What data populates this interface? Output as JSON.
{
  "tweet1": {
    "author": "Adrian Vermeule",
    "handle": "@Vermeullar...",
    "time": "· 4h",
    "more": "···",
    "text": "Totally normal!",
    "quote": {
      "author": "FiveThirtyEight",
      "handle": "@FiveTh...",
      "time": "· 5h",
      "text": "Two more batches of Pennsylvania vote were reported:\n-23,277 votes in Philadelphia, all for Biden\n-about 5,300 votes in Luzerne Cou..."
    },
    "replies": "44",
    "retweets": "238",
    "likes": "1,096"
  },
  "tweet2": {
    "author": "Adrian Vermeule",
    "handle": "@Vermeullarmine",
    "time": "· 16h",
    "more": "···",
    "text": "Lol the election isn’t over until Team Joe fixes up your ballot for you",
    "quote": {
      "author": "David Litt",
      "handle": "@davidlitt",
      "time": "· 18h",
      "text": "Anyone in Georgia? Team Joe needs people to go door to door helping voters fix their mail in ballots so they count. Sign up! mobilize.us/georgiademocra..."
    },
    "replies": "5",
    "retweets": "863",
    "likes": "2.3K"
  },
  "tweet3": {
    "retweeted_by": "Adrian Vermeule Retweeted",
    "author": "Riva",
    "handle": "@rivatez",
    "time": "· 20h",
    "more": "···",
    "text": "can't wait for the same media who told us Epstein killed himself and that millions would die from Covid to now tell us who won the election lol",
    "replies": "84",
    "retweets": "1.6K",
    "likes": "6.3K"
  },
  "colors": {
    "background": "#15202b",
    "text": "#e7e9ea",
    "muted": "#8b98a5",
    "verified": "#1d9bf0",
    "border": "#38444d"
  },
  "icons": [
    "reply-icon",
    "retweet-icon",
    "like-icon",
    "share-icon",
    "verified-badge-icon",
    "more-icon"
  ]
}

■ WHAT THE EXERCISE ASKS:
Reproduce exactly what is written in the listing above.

■ EXERCISE ANSWER:
What data populates this interface? Output as JSON.
{
  "tweet1": {
    "author": "Adrian Vermeule",
    "handle": "@Vermeullar...",
    "time": "· 4h",
    "more": "···",
    "text": "Totally normal!",
    "quote": {
      "author": "FiveThirtyEight",
      "handle": "@FiveTh...",
      "time": "· 5h",
      "text": "Two more batches of Pennsylvania vote were reported:\n-23,277 votes in Philadelphia, all for Biden\n-about 5,300 votes in Luzerne Cou..."
    },
    "replies": "44",
    "retweets": "238",
    "likes": "1,096"
  },
  "tweet2": {
    "author": "Adrian Vermeule",
    "handle": "@Vermeullarmine",
    "time": "· 16h",
    "more": "···",
    "text": "Lol the election isn’t over until Team Joe fixes up your ballot for you",
    "quote": {
      "author": "David Litt",
      "handle": "@davidlitt",
      "time": "· 18h",
      "text": "Anyone in Georgia? Team Joe needs people to go door to door helping voters fix their mail in ballots so they count. Sign up! mobilize.us/georgiademocra..."
    },
    "replies": "5",
    "retweets": "863",
    "likes": "2.3K"
  },
  "tweet3": {
    "retweeted_by": "Adrian Vermeule Retweeted",
    "author": "Riva",
    "handle": "@rivatez",
    "time": "· 20h",
    "more": "···",
    "text": "can't wait for the same media who told us Epstein killed himself and that millions would die from Covid to now tell us who won the election lol",
    "replies": "84",
    "retweets": "1.6K",
    "likes": "6.3K"
  },
  "colors": {
    "background": "#15202b",
    "text": "#e7e9ea",
    "muted": "#8b98a5",
    "verified": "#1d9bf0",
    "border": "#38444d"
  },
  "icons": [
    "reply-icon",
    "retweet-icon",
    "like-icon",
    "share-icon",
    "verified-badge-icon",
    "more-icon"
  ]
}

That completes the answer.